Barbara S. Mahoney
Dispatches and Dictators uncovers the fascinating story of Oregon native Ralph Barnes, the New York Herald Tribune's European correspondent, who served in Paris, Rome, Moscow, Berlin, and London in the years between the two world wars. Barnes has been praised by colleagues and competitors alike as one of the best reporters of that pivotal era. But since his death in the 1940 crash of a British bomber in Yugoslavia, he has been largely forgotten.
With persistence and unusually keen insight, Ralph Barnes reported on Fascism, Communism, Nazism, and the events leading to World War II. Stalin confined Barnes to Moscow for disclosing that millions were dying during the Soviet collectivization of agriculture, and Hitler expelled Barnes from Germany for predicting the Nazi attack on the Soviet Union.
Recently, scholars have rediscovered Barnes, recognizing the perceptiveness of his observations about the nature of the Soviet regime, the centrality of anti-Semitism to the Nazis, and the descent into war.
Drawing from Barnes's dispatches, his personal correspondence, and the recollections of his colleagues, Dispatches and Dictators offers a valuable perspective on the interwar period and on the challenges facing journalists covering the events of the time.

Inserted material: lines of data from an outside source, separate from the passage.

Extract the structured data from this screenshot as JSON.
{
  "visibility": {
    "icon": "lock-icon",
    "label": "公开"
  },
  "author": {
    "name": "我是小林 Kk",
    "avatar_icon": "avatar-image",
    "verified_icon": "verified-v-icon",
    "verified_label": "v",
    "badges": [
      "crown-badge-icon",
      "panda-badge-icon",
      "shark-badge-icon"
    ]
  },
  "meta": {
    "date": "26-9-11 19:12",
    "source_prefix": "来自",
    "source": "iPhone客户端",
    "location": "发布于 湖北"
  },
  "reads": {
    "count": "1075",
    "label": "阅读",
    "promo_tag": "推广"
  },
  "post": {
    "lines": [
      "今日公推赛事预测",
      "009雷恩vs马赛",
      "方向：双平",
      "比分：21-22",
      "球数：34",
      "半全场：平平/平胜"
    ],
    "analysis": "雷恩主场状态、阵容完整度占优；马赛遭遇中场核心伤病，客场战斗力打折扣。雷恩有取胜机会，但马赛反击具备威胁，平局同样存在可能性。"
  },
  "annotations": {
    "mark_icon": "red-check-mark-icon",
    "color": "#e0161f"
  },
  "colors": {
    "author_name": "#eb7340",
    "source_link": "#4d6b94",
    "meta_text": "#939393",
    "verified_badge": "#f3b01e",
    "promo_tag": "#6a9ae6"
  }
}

Barnes's story also offers an intimate glimpse into one family's experience with the risks, hardships, and separations that belie the romantic popular image of the foreign correspondent.

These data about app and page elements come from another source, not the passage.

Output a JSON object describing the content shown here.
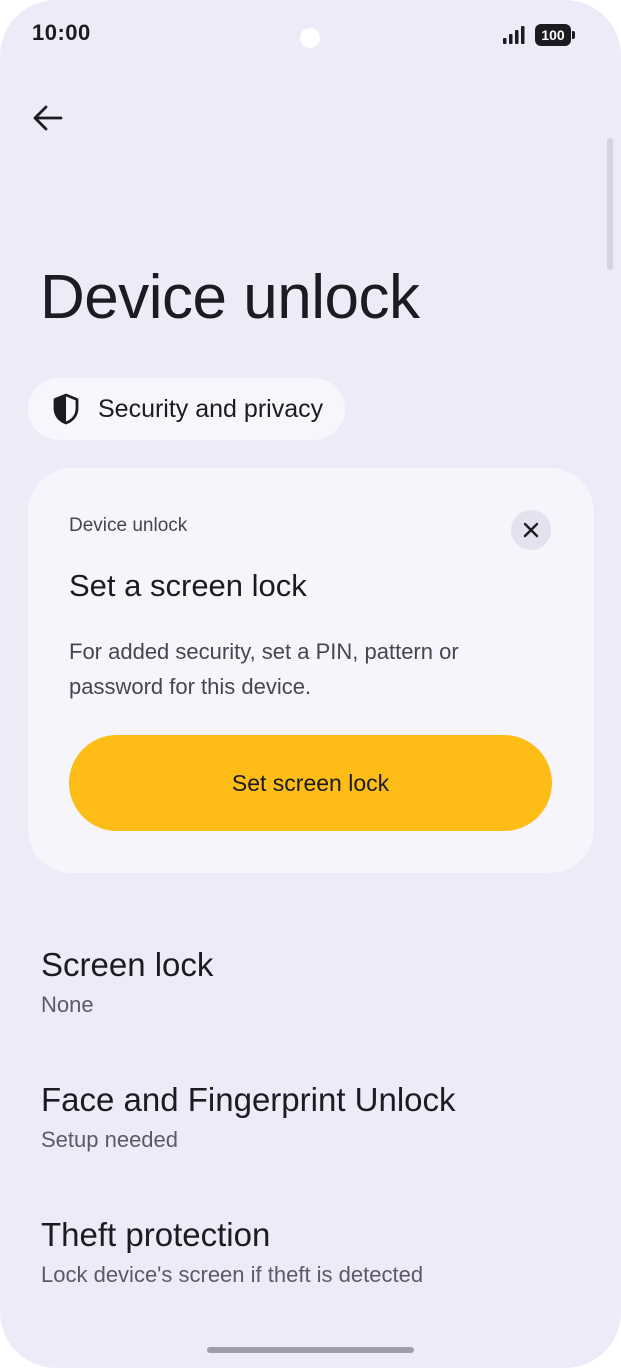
{
  "status_bar": {
    "time": "10:00",
    "battery": "100",
    "icons": [
      "signal-icon",
      "battery-icon"
    ]
  },
  "header": {
    "back_icon": "arrow-left-icon",
    "title": "Device unlock"
  },
  "breadcrumb": {
    "icon": "shield-icon",
    "label": "Security and privacy"
  },
  "card": {
    "eyebrow": "Device unlock",
    "title": "Set a screen lock",
    "body": "For added security, set a PIN, pattern or password for this device.",
    "button_label": "Set screen lock",
    "close_icon": "close-icon",
    "button_color": "#fdbd16"
  },
  "settings": [
    {
      "title": "Screen lock",
      "summary": "None"
    },
    {
      "title": "Face and Fingerprint Unlock",
      "summary": "Setup needed"
    },
    {
      "title": "Theft protection",
      "summary": "Lock device's screen if theft is detected"
    }
  ],
  "colors": {
    "background": "#ecebf8",
    "card": "#f6f5fc",
    "accent": "#fdbd16"
  }
}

**2003 Oregon Book Award Winner for General Nonfiction**
About the author
BARBARA S. MAHONEY is a historian whose interest in Oregon history began when she moved with her family to Salem, Oregon, in 1976. She has contributed a number of entries to the Oregon Encyclopedia and is the author of Dispatches and Dictators, a biography of Oregon native Ralph Barnes, who was a foreign correspondent in Europe in the 1930s. Dispatches and Dictators won the Oregon Book Award for Literary Nonfiction in 2003.

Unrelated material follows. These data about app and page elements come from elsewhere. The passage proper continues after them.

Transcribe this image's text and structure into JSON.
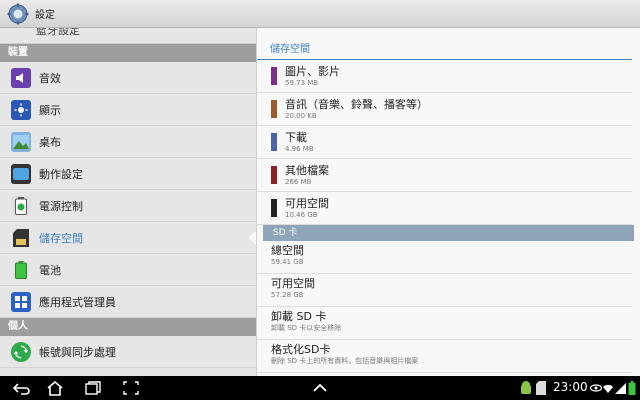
{
  "app": {
    "title": "設定"
  },
  "sidebar": {
    "partial_label": "藍牙設定",
    "sections": [
      {
        "header": "裝置",
        "items": [
          {
            "label": "音效",
            "icon": "speaker-icon"
          },
          {
            "label": "顯示",
            "icon": "display-icon"
          },
          {
            "label": "桌布",
            "icon": "wallpaper-icon"
          },
          {
            "label": "動作設定",
            "icon": "motion-icon"
          },
          {
            "label": "電源控制",
            "icon": "power-saving-icon"
          },
          {
            "label": "儲存空間",
            "icon": "sd-card-icon",
            "active": true
          },
          {
            "label": "電池",
            "icon": "battery-icon"
          },
          {
            "label": "應用程式管理員",
            "icon": "apps-grid-icon"
          }
        ]
      },
      {
        "header": "個人",
        "items": [
          {
            "label": "帳號與同步處理",
            "icon": "sync-icon"
          }
        ]
      }
    ]
  },
  "storage": {
    "title": "儲存空間",
    "items": [
      {
        "label": "圖片、影片",
        "size": "59.73 MB",
        "color": "#7a2f8f"
      },
      {
        "label": "音訊（音樂、鈴聲、播客等）",
        "size": "20.00 KB",
        "color": "#9c5b2a"
      },
      {
        "label": "下載",
        "size": "4.96 MB",
        "color": "#4a64a8"
      },
      {
        "label": "其他檔案",
        "size": "266 MB",
        "color": "#8a2323"
      },
      {
        "label": "可用空間",
        "size": "10.46 GB",
        "color": "#222222"
      }
    ]
  },
  "sd": {
    "header": "SD 卡",
    "items": [
      {
        "label": "總空間",
        "sub": "59.41 GB"
      },
      {
        "label": "可用空間",
        "sub": "57.28 GB"
      },
      {
        "label": "卸載 SD 卡",
        "sub": "卸載 SD 卡以安全移除"
      },
      {
        "label": "格式化SD卡",
        "sub": "刪除 SD 卡上的所有資料，包括音樂與相片檔案"
      }
    ]
  },
  "statusbar": {
    "time": "23:00"
  }
}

Read more about this author
- Part I. Oregon to Rome: June 1899 - March 1931
- Chapter One
- Chapter Two
- Chapter Three
- Part II. Moscow: March, 1931 - August 1935
- Chapter Four
- Chapter Five
- Chapter Six
- Chapter Seven
- Chapter Eight
- Part III. Berlin: September, 1935 - March 1939
- Chapter Nine
- Chapter Ten
- Chapter Eleven
- Chapter Twelve
- Chapter Thirteen
- Part IV. The Coming of War: March 1939 - November 1940
- Chapter Fourteen
- Chapter Fifteen
- Chapter Sixteen
"None of us could equal Ralph as an all-round, highly informed, and keenly perceptive news bloodhound. Of our generation, Ralph had the widest posted experience in major European capitals. Ralph Barnes was unchallengeably unique."
for the New York Herald Tribune and the Chicago Daily News
"A masterful biography of a journalist who dedicated himself to the truth as he saw it, who openly defied the true monsters of our last century (Hitler and Stalin), who was so dedicated to what he saw as his responsibility that he died for it. The Salem man was one of the great ones, now almost forgotten. This breakneck-paced book might just restore his reputation."